▶ [Your goal] Look through the data below and show every line that includes "高能虾切".

[Excerpts from an interface dataset]

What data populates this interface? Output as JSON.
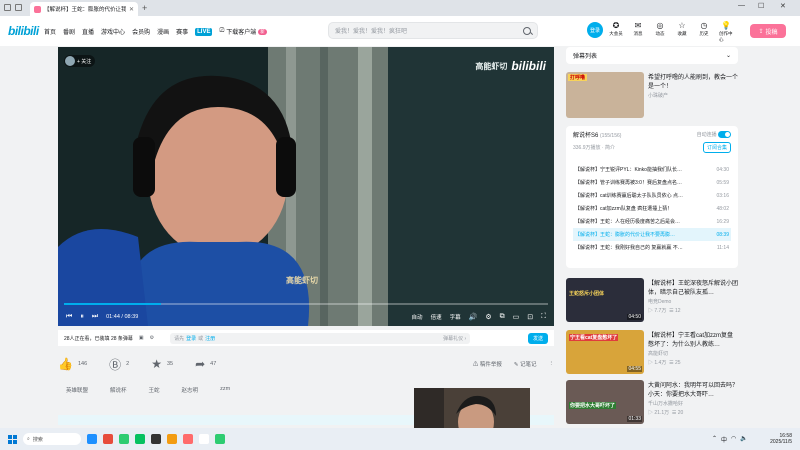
{
  "browser": {
    "tab_title": "【解说杯】王蛇：膨胀的代价让我不要…",
    "new_tab": "+",
    "window_controls": [
      "—",
      "☐",
      "✕"
    ]
  },
  "header": {
    "logo": "bilibili",
    "nav": [
      "首页",
      "番剧",
      "直播",
      "游戏中心",
      "会员购",
      "漫画",
      "赛事"
    ],
    "nav_live_badge": "LIVE",
    "download_label": "下载客户端",
    "download_badge": "新",
    "search_placeholder": "爱我！爱我！爱我！疯狂吧",
    "login_label": "登录",
    "icons": [
      {
        "glyph": "✪",
        "label": "大会员"
      },
      {
        "glyph": "✉",
        "label": "消息"
      },
      {
        "glyph": "◎",
        "label": "动态"
      },
      {
        "glyph": "☆",
        "label": "收藏"
      },
      {
        "glyph": "◷",
        "label": "历史"
      },
      {
        "glyph": "💡",
        "label": "创作中心"
      }
    ],
    "upload_label": "投稿"
  },
  "player": {
    "follow_label": "+ 关注",
    "watermark_text": "高能虾切",
    "watermark_logo": "bilibili",
    "in_video_text": "高能虾切",
    "time_current": "01:44",
    "time_total": "08:39",
    "progress_fraction": 0.2,
    "quality_label": "自动",
    "speed_label": "倍速",
    "subtitle_label": "字幕"
  },
  "danmaku_bar": {
    "viewers": "28人正在看，已装填 28 条弹幕",
    "input_prefix": "请先",
    "login_link": "登录",
    "input_or": "或",
    "register_link": "注册",
    "etiquette": "弹幕礼仪 ›",
    "send_label": "发送"
  },
  "actions": {
    "like_count": "146",
    "coin_count": "2",
    "fav_count": "35",
    "share_count": "47",
    "report_label": "稿件举报",
    "note_label": "记笔记"
  },
  "tags": [
    "英雄联盟",
    "解说杯",
    "王蛇",
    "赵志明",
    "zzm"
  ],
  "sidebar": {
    "danmaku_list_title": "弹幕列表",
    "featured": {
      "title": "希望打呼噜的人能刷到，教会一个是一个！",
      "author": "小珠破产",
      "thumb_caption": "打呼噜"
    },
    "playlist": {
      "title": "解说杯S6",
      "count": "(155/156)",
      "autoplay_label": "自动连播",
      "stats": "336.9万播放 · 简介",
      "subscribe_label": "订阅合集",
      "items": [
        {
          "title": "【解说杯】宁王锐评PYL：Kinko能抽我们队长…",
          "duration": "04:30"
        },
        {
          "title": "【解说杯】管子训练赛再被3:0！赛后复盘点名…",
          "duration": "05:59"
        },
        {
          "title": "【解说杯】cat训练赛赢后聪太子队队员依心 点…",
          "duration": "03:16"
        },
        {
          "title": "【解说杯】cat加zzm队复盘 疯狂遭捶上猜！",
          "duration": "48:02"
        },
        {
          "title": "【解说杯】王蛇：人在经历极度痛苦之后是会…",
          "duration": "16:29"
        },
        {
          "title": "【解说杯】王蛇：膨胀的代价让我不要再膨…",
          "duration": "08:39"
        },
        {
          "title": "【解说杯】王蛇：我刚好我自己的 复赢就赢 不…",
          "duration": "11:14"
        }
      ]
    },
    "recommended": [
      {
        "title": "【解说杯】王蛇深夜怒斥解说小团体，暗示自己被队友孤…",
        "author": "电竞Demo",
        "plays": "7.7万",
        "comments": "12",
        "duration": "04:50",
        "caption": "王蛇怒斥小团体"
      },
      {
        "title": "【解说杯】宁王看cat加zzm复盘憋坏了：为什么别人教练…",
        "author": "高能虾切",
        "plays": "1.4万",
        "comments": "25",
        "duration": "04:55",
        "caption": "宁王看cat复盘憋坏了"
      },
      {
        "title": "大黄问阿水：我明年可以回去吗？小天：你要把水大哥吓…",
        "author": "千山万水撒哈好",
        "plays": "21.1万",
        "comments": "20",
        "duration": "01:33",
        "caption": "你要把水大哥吓坏了"
      }
    ]
  },
  "taskbar": {
    "search_placeholder": "搜索",
    "time": "16:58",
    "date": "2025/11/5",
    "tray_lang": "中",
    "app_colors": [
      "#1e90ff",
      "#e74c3c",
      "#2ecc71",
      "#07c160",
      "#333333",
      "#f39c12",
      "#ff6b6b",
      "#ffffff",
      "#2ecc71"
    ]
  },
  "colors": {
    "accent": "#00aeec",
    "pink": "#fb7299"
  }
}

▶ [Problem solution]
    "watermark_text": "高能虾切",
    "in_video_text": "高能虾切",
        "author": "高能虾切",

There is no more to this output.